Snoring aid billboard featuring soldier, Muslim woman turns heads
A billboard featuring an American soldier with his arm wrapped tightly around a Muslim woman is turning heads — but not necessarily for the sleep aid it's selling.
The ad features a married couple in an embrace, the woman wearing a garment, a niqab, that only reveals her eyes. "SnoreStop, keeping you together" and "#betogether" are the only words on the ad, which doesn't include any pictures of SnoreStop's nasal sprays or tablets.
Green Pharmaceuticals, the California-based company that sells SnoreStop, said it purposely created a provocative ad, one that would promote tolerance, inclusion and acceptance.
"Our product is for couples and we thought, 'Why not feature a diverse couple or a couple you normally don’t see in advertising?" Melody Devemark, the company's vice president of communications, told TODAY.com.
"We’re approaching 2014. In advertising, you’re still seeing the same kinds of people, mostly Caucasian, sometimes an Asian or somebody of mixed race, but it doesn’t really reflect society and the people living in this country, which is not this white wash scheme it might have been 50 years ago."

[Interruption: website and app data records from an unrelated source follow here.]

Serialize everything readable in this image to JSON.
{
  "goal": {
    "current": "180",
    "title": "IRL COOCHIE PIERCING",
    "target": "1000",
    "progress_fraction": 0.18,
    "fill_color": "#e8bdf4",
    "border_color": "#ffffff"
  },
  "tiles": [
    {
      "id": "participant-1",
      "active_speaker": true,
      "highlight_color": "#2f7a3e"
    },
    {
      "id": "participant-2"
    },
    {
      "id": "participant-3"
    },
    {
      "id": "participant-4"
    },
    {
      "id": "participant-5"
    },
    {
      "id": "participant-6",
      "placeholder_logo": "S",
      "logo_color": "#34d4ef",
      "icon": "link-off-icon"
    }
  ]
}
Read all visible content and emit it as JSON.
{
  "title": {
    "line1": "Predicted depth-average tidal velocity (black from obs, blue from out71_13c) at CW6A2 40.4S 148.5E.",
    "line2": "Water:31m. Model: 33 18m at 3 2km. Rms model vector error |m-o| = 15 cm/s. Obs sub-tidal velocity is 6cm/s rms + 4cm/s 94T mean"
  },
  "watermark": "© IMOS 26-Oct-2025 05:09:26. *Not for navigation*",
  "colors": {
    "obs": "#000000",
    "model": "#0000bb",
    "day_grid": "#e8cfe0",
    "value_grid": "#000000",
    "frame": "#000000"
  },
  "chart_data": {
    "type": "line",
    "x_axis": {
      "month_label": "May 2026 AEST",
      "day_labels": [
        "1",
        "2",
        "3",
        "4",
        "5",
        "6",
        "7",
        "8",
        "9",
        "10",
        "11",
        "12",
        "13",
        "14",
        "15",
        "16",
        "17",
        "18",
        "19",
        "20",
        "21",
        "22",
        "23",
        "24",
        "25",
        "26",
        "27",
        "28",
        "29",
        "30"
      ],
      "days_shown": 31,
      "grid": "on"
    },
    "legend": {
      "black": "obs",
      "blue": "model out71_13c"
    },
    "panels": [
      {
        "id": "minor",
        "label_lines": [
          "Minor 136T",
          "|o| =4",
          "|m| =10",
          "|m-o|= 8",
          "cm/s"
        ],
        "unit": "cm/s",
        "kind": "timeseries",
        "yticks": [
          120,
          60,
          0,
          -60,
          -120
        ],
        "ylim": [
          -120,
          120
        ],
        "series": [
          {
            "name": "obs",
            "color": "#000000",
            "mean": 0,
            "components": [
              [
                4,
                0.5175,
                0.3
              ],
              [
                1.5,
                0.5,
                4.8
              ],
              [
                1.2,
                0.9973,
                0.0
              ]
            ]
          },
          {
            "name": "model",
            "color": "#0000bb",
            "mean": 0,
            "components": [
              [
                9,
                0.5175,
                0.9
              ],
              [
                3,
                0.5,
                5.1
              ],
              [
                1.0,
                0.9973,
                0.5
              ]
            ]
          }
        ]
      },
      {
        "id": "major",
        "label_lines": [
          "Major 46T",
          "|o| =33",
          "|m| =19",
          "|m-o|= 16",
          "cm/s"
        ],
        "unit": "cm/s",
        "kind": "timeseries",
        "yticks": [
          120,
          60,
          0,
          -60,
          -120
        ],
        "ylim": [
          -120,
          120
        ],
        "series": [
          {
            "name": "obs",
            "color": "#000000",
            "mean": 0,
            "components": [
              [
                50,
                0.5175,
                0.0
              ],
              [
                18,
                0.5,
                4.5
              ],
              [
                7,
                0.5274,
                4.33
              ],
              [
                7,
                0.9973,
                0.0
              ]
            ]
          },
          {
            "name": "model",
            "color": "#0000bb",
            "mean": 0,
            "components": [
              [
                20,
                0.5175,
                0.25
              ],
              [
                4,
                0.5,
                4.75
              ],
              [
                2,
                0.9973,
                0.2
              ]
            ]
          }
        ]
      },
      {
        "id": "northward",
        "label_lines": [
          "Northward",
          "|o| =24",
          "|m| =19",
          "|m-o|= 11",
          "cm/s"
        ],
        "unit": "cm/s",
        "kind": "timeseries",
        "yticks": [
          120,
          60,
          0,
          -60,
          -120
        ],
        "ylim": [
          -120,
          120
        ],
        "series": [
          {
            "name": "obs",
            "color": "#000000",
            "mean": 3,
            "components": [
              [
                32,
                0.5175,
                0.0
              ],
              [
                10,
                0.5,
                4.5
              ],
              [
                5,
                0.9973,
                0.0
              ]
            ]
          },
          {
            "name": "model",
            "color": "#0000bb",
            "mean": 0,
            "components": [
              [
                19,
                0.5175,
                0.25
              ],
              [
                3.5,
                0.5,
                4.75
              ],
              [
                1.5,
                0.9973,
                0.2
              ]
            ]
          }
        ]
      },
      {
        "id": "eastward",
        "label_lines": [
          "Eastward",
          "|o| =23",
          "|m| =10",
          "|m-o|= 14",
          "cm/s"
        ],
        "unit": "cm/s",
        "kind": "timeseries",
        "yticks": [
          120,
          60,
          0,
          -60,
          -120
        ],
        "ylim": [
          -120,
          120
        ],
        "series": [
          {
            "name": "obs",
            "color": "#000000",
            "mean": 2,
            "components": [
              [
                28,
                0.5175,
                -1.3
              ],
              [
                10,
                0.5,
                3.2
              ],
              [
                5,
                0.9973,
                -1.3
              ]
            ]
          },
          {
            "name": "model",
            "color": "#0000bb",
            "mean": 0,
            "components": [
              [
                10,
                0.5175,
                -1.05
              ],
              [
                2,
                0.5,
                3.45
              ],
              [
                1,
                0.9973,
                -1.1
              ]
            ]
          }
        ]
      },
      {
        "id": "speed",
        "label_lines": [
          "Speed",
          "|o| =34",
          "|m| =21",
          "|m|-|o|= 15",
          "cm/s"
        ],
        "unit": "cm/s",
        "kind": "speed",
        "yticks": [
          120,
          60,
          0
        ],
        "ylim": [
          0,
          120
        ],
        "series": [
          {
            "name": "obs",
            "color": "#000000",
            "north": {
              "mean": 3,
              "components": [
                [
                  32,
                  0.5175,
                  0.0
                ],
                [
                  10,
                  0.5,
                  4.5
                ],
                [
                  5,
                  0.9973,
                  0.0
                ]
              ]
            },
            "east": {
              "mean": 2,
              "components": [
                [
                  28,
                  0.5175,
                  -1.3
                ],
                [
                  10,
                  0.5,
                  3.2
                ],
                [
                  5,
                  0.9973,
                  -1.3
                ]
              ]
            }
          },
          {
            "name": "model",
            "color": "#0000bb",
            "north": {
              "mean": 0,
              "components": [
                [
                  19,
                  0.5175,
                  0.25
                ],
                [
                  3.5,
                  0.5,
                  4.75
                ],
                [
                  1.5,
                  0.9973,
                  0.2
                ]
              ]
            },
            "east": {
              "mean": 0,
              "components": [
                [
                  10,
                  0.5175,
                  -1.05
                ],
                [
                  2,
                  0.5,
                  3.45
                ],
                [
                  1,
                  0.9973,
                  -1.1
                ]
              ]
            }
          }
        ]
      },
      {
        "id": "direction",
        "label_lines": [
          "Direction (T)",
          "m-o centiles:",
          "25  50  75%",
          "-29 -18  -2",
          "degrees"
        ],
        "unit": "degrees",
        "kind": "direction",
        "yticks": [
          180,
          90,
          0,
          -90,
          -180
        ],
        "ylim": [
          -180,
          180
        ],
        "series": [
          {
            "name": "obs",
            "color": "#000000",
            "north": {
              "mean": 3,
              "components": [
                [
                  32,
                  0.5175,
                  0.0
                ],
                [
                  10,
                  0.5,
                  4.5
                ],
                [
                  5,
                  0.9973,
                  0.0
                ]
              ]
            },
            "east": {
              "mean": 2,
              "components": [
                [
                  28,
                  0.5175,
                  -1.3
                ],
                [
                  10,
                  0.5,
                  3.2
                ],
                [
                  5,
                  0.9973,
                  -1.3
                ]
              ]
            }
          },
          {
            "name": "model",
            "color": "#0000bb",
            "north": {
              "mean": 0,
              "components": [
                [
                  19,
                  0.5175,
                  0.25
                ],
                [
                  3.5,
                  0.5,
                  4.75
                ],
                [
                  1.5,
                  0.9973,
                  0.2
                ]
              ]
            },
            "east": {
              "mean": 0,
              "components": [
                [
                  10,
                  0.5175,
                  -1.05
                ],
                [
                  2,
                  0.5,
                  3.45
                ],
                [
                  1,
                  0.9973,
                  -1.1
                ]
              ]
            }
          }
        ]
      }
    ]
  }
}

The company unveiled the ad on Oct. 28 in Los Angeles along the iconic Sunset Boulevard, but the billboard will soon hover above freeways in San Diego, Chicago, Houston and New York. It hoped to place the ads in additional locations but has run into resistance from billboard companies that have turned them down over the ad's content and its recent controversy.
Online reaction has been fierce from all sides. Some have called the ad offensive and an insult to the military. Others say it unnecessarily raises anti-Muslim sentiment.
“I will not be buying anything you make. This is totally off the mark and I find it highly offensive,” Edward LaPato wrote on SnoreStop’s Facebook page.
In an op-ed for British publication The Guardian, Aseel Machi called the ad racist.
“As an Iraqi, when I see a man dressed in camouflage and matching hat with a Muslim woman in his arms, I think of the atrocities committed against not only men, but women and children, during the brutal years of ‘democracy and liberation’ that ravaged my country,” she said.
But supporters applauded the #betogether effort to champion diversity. Some said they were more offended by the negative reaction the ad has received.
“It angers me how closed minded people are,” Christina Watts wrote on Facebook.
“Anybody that finds this ad offensive or a ‘slap in the face of our troops’ are just plain ignorant,” added Scott A. Norby.
Others just want to know what the couple in the ad have to do with snoring.
Devemark provided this answer, after explaining that SnoreStop is made for couples, including those like the one in the billboard ad.
"Couples like this do exist and a lot of people have to fight to be together and sometimes they let a little thing like snoring keep them apart," she said. "We want people to stay together and SnoreStop can help you stay together."
Devemark said the couple in the ad was inspired by a real-life couple who is close friends with Paul Evans, the model and actual U.S. serviceman featured in the photograph.
“As soldier, that’s really what we fight for, right there, our freedoms,” Evans said in a YouTube video posted on SnoreStop's website. Evans explains how he faced similar intolerance growing up in the South when he had a black girlfriend.
“We just want that equality. … Anyone should be with who they want to be with. That’s really what it’s all about," he said.
Devemark said her company is not trying to "desensitize America" with its ad, or "bring Islam to the country," as critics have accused.
"We're just basically putting a spotlight on couples that exist in reality. It’s not some kind of made up fantasy of these two people who could never be together," she said.
"When I look at the image, I don’t see something menacing. It's not an ad of a half-naked woman selling pills that will make your sex life better," she said. "It's something you normally don’t see everyday, but it also makes people think, 'Why are they using this image and not one of their product?' It makes people think a little bit beyond the image, and what the message is.
"And the message is, snoring effects every couple in the same exact way."